A spokesperson for the Office of Harlan Crow slammed the approved subpoenas as ‘unlawful and partisan’ after the committee vote.
‘The Judiciary Committee Democrats’ violation of the Committee’s own rules to issue an invalid subpoena further demonstrates the unlawful and partisan nature of this investigation,’ the spokesperson told Fox News Digital in a statement.
‘Despite the unenforceability of the subpoena, Mr. Crow remains willing to engage with the Committee in good faith, just as he has consistently done throughout this process. Mr. Crow offered extensive information responsive to the Committee’s requests despite his strong objections to its necessity and legality. So far, Committee Democrats have been dismissive of Mr. Crow’s good faith offer and unwilling to engage in constructive dialogue,’ Crow’s office continued.

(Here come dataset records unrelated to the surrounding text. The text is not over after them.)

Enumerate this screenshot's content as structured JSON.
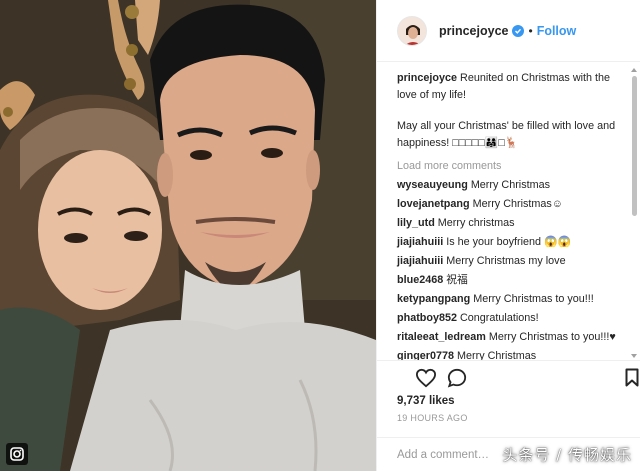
{
  "post": {
    "username": "princejoyce",
    "follow_label": "Follow",
    "separator": "•"
  },
  "caption": {
    "username": "princejoyce",
    "line1": "Reunited on Christmas with the love of my life!",
    "line2": "May all your Christmas' be filled with love and happiness! □□□□□👨‍👩‍👧□🦌"
  },
  "load_more_label": "Load more comments",
  "comments": [
    {
      "user": "wyseauyeung",
      "text": "Merry Christmas"
    },
    {
      "user": "lovejanetpang",
      "text": "Merry Christmas☺"
    },
    {
      "user": "lily_utd",
      "text": "Merry christmas"
    },
    {
      "user": "jiajiahuiii",
      "text": "Is he your boyfriend 😱😱"
    },
    {
      "user": "jiajiahuiii",
      "text": "Merry Christmas my love"
    },
    {
      "user": "blue2468",
      "text": "祝福"
    },
    {
      "user": "ketypangpang",
      "text": "Merry Christmas to you!!!"
    },
    {
      "user": "phatboy852",
      "text": "Congratulations!"
    },
    {
      "user": "ritaleeat_ledream",
      "text": "Merry Christmas to you!!!♥"
    },
    {
      "user": "ginger0778",
      "text": "Merry Christmas"
    }
  ],
  "likes": "9,737 likes",
  "time": "19 HOURS AGO",
  "add_comment_placeholder": "Add a comment…",
  "watermark": "头条号 / 传畅娱乐",
  "icons": {
    "like": "heart-icon",
    "comment": "comment-icon",
    "save": "bookmark-icon",
    "verified": "verified-badge-icon",
    "photo_corner": "instagram-icon"
  },
  "colors": {
    "link_blue": "#3897f0",
    "muted_gray": "#999999",
    "text": "#262626"
  }
}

‘Committee Democrats have made intrusive demands of a private citizen that far exceed any reasonable standard and to this date have not explained why this request is necessary to craft legislation, particularly now that the Committee has completed its work on ethics legislation. Still, Mr. Crow maintains his readiness to discuss the matter further with the Committee.’
Thursday’s vote comes weeks after the Supreme Court issued a new ‘Code of Conduct’ in response to months of heightened scrutiny from Democratic lawmakers and news reports. Durbin said the self-imposed ethics code ‘falls far short’ and urged Congress to impose more rigorous standards on the high court.
Republicans have panned Democrat-sponsored legislation, the Supreme Court Ethics, Recusal and Transparency (SCERT) Act, as a ‘court-killing machine’ that would ‘destroy the legitimacy of the conservative court.’ They argue that federal judges are already bound to an ethics code, including Supreme Court justices, and that an act of Congress on the judiciary would unconstitutionally infringe on a separate and co-equal branch of government.
Ahead of the hearing, GOP senators introduced more than 170 amendments in what Durbin told reporters was an attempt to delay the subpoenas.
‘It’s an indication that they’re determined to delay any opportunity to serve a subpoena on Leonard Leo and others who are engaged in this,’ Durbin said. ‘I just think they are afraid, very afraid that there was information that could be controversial and harmful.’
But Republicans lambasted the Democrat-led effort as political theater. ‘I call it subpoena palooza,’ Sen. Thom Tillis, R-N.C., told reporters outside the hearing room.
Graham challenged Democrats, saying that if they were serious about the allegations against Thomas and Alito, they would bring the SCERT Act up for a vote. ‘Why hasn’t the majority leader brought up the bill that all of y’all voted for to fix this problem?’ he demanded, later supplying that Democrats won’t advance the bill because it lacks enough support to pass in the Senate.
‘I don’t know who’s driving the train on your side, but you’re driving the committee off into a ditch,’ Graham added, calling the subpoena vote a ‘joke.’
Fox News’ Tyler Olson, Fox News Digital’s Cameron Cawthorne and the Associated Press contributed to this report.